§ **EXERCISE INPUTS**
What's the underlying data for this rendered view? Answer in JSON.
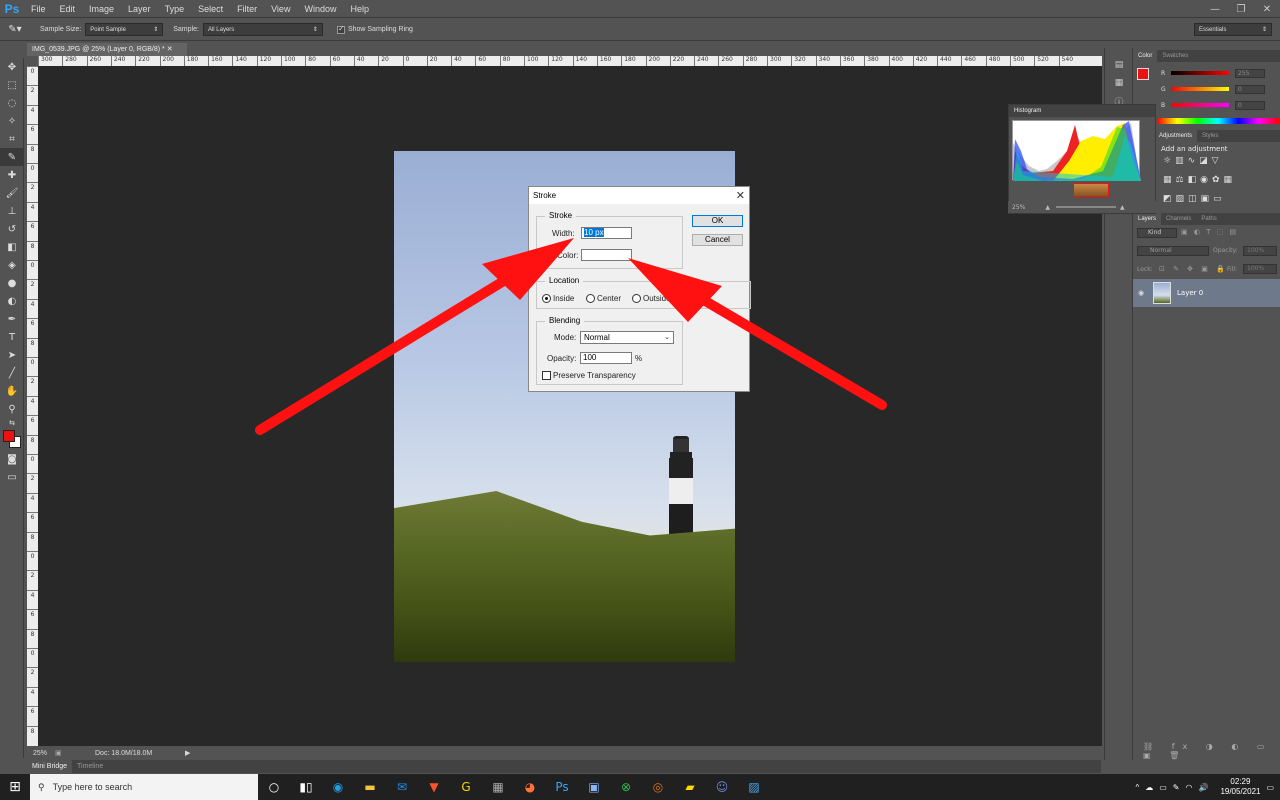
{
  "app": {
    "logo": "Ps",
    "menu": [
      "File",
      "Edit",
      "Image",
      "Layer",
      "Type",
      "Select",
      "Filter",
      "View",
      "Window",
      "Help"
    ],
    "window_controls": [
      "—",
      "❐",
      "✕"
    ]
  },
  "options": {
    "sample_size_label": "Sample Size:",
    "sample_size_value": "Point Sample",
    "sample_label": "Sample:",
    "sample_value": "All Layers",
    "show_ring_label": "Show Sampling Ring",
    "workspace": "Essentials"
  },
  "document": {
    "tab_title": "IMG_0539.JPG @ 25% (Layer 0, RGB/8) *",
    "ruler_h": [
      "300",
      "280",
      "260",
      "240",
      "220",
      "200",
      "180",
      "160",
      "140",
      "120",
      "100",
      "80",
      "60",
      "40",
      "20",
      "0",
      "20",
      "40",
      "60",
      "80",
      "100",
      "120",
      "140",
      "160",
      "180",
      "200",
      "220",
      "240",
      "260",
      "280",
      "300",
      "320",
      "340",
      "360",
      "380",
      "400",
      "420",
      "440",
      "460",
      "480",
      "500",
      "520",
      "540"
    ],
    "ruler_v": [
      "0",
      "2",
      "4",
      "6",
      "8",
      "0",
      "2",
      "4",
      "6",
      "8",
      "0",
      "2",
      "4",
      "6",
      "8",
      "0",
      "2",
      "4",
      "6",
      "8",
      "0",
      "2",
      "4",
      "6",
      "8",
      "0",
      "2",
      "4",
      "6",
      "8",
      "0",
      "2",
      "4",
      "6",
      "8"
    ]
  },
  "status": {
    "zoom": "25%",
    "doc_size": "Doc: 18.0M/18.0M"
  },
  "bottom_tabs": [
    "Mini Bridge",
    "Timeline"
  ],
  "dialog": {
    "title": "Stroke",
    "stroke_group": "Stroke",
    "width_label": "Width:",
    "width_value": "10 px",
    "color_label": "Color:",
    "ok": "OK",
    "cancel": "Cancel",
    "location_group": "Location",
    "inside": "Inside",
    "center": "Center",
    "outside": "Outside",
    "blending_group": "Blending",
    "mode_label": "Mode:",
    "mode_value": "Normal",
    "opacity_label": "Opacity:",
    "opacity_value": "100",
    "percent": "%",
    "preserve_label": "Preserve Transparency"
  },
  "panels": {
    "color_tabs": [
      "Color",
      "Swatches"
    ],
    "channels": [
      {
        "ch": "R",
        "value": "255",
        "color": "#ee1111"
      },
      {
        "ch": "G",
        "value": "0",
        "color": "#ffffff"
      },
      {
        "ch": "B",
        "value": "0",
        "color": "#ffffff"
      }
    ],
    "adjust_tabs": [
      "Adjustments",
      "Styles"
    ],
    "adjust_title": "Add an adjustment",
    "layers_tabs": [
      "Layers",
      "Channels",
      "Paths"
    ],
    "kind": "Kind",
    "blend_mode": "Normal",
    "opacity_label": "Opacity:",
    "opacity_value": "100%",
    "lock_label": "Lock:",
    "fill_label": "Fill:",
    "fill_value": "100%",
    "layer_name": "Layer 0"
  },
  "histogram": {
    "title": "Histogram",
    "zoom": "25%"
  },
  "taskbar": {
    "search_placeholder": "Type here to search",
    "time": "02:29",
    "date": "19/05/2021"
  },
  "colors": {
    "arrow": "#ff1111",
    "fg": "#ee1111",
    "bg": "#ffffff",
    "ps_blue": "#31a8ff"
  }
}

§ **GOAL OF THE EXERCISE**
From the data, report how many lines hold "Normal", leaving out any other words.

§ **WRITTEN RESPONSE**
2